> [ASSIGNMENT]
Your answer is a copy of every line in the records where "Text" appears.

----------

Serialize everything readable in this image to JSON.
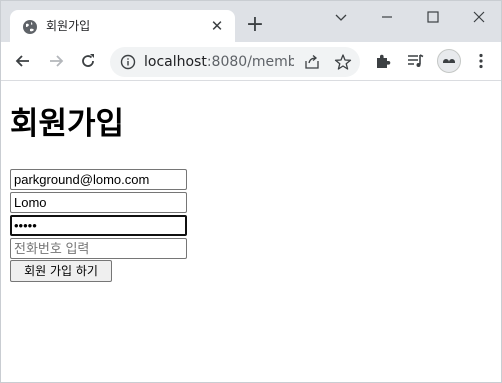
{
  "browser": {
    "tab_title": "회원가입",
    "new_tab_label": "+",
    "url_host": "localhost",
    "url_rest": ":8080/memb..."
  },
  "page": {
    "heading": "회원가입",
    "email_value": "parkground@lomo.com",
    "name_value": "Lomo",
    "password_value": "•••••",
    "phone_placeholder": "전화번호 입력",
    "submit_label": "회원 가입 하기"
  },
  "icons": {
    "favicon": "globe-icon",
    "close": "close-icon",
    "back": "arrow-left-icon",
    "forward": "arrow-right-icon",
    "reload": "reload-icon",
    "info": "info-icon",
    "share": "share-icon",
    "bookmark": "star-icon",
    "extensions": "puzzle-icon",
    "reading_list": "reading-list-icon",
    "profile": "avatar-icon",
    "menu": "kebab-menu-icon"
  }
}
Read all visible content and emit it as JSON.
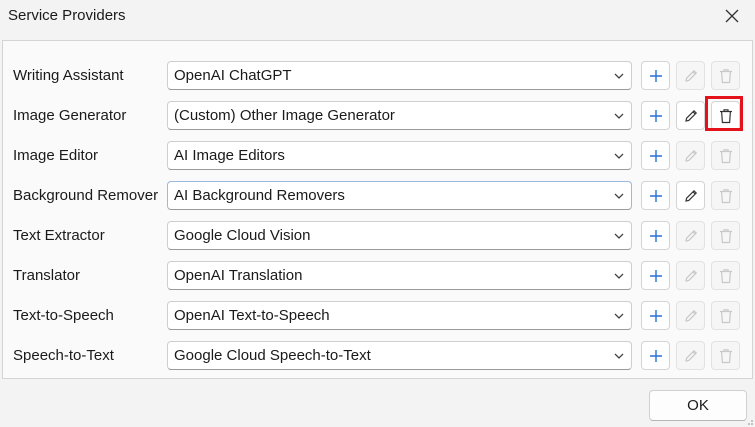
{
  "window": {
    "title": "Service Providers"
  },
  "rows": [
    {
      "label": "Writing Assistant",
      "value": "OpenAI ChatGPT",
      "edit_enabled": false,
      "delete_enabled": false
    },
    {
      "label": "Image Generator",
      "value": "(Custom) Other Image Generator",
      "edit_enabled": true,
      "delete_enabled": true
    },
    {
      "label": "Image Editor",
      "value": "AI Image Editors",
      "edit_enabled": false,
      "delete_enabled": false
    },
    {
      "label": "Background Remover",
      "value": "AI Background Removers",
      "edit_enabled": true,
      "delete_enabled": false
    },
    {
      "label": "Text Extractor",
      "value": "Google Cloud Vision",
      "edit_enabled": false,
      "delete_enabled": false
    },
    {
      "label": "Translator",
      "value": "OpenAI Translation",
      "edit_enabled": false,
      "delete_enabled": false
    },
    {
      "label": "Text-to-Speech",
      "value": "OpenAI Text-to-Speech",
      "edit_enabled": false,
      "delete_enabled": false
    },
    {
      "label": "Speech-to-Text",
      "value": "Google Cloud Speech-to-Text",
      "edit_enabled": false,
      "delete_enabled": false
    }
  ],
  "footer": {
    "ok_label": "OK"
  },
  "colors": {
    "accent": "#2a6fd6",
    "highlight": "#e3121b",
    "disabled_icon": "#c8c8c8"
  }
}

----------

> [RESPONSE TO THE TASK]
      "label": "Text Extractor",
      "label": "Text-to-Speech",
      "value": "OpenAI Text-to-Speech",
      "label": "Speech-to-Text",
      "value": "Google Cloud Speech-to-Text",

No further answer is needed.